 “Every step you take has a value and every step you don’t has a negative value. For most people that do woodworking, that’s not what they want to hear. They want to hear that it’s going to be a beautiful Zen-like experience,” Squire said.

The good news for motivated students is there are jobs waiting for them. Harrison said employers call her frequently, as they’re having a difficult time finding trained, skilled people to work for them.
 “I get calls from employers all over the country saying if they could expand, they would, but they can’t because they don’t have the employees,” said Harrison.

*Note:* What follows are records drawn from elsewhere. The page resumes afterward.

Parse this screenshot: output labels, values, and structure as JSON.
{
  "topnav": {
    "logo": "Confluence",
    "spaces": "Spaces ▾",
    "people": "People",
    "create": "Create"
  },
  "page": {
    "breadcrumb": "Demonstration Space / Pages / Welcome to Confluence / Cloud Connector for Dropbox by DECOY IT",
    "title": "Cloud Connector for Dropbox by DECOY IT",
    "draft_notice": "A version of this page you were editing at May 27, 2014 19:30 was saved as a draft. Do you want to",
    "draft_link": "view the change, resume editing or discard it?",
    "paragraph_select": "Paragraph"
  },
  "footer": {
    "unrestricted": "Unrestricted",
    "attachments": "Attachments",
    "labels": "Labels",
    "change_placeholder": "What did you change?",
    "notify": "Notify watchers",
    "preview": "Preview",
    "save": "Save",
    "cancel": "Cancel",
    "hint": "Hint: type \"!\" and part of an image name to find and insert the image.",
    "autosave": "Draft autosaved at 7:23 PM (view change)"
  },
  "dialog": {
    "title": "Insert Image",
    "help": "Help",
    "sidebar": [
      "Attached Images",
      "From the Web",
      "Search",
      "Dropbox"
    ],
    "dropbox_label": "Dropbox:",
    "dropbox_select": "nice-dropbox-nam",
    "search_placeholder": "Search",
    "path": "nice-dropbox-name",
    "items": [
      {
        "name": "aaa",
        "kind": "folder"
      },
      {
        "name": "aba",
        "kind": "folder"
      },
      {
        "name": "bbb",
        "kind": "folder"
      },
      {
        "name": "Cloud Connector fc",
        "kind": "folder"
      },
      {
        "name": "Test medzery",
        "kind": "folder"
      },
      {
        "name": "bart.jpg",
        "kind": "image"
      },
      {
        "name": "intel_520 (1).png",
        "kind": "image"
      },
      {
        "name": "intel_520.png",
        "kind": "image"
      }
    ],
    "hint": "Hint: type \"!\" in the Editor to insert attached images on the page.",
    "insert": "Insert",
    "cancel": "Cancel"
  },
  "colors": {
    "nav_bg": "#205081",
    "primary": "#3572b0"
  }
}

March 25, 2007 The Republican
" School Mixes Art, Work to Teach Cabinetmaking"
Dean L. Brown came to learn cabinetmaking at New England Architectural Woodworking after 20 years of living in Brooklyn, N.Y., and working as an artist and photographer. Stephen Ogg, of Granby, came to the school to try something different after 10 years of doing technical field service work on postage meters and computer mailing systems. And Barry Kozaczka, a native of Springfield now living in Easthampton, came to hone his skills after working in the building trades for a number of years.

Faith Harrison, of Southampton, and Steve Squire, of Stafford Springs, Conn. [...] make it clear they are not teaching carpentry in their nine-month long program. It's cabinetmaking, not carpentry. "The easiest way to describe it is carpenters take what we make and put them into buildings. We're training people to make a living in woodworking, furniture making or cabinetmaking," Squire said.

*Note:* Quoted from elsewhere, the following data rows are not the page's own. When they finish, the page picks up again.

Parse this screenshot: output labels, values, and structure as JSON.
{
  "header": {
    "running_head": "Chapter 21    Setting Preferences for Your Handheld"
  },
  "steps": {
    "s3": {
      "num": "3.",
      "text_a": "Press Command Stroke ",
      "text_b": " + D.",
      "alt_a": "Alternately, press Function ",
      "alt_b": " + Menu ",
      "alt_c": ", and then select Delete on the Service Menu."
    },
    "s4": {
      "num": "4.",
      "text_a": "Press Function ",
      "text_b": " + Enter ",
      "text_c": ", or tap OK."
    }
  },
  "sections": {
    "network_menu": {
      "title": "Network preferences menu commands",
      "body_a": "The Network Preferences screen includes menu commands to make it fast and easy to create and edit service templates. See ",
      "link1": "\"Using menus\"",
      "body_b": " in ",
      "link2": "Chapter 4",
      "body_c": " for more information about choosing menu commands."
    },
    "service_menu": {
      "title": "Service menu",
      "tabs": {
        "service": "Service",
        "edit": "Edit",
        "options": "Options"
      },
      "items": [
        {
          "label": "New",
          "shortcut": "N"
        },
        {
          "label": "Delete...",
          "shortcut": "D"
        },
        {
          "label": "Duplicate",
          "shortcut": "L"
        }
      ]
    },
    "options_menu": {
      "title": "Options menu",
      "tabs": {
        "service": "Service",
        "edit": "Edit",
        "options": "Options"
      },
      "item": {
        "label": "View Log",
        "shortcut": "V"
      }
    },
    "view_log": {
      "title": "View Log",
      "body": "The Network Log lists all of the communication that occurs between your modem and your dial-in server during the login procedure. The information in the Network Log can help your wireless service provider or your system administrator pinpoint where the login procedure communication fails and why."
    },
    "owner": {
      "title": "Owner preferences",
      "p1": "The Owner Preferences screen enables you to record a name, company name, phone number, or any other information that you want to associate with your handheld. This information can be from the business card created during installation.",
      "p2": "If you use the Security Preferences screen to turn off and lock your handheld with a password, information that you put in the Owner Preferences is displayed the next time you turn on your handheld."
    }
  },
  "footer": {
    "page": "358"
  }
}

Brown, who now lives in Amherst, said he has found what he is learning at the school challenging."I like it. It's very detailed and exacting and requires full concentration. I like working with wood," said Brown, who was making a bookcase for Forbes Library in Northampton.

Ogg said he didn't want to be a carpenter or to "stick-build" houses. Cabinetmaking is a "good mix of art and knowledge," he said. Kozaczka said he was reaching a certain level in his craftsmanship working in the building trades and wanted to go further. "There are a lot of carpenters out there. If you want to do something special, you need the competence and training to do that," he said.

Besides its nine-month-long career training program, the school also offers adult classes at night and a one-month summer intensive program. Graduates of its career program also receive job placement assistance and because of the demand for cabinetmakers, nearly everyone gets a job, Harrison said.

Because the school is always looking for real world projects for students to do, it has done many projects for nonprofits and government agencies. The circulation desk at the Emily Williston Library in Easthampton is just one of many examples. They are near the end of their list of projects to be done and are encouraging those who need some fine woodworking done to contact them.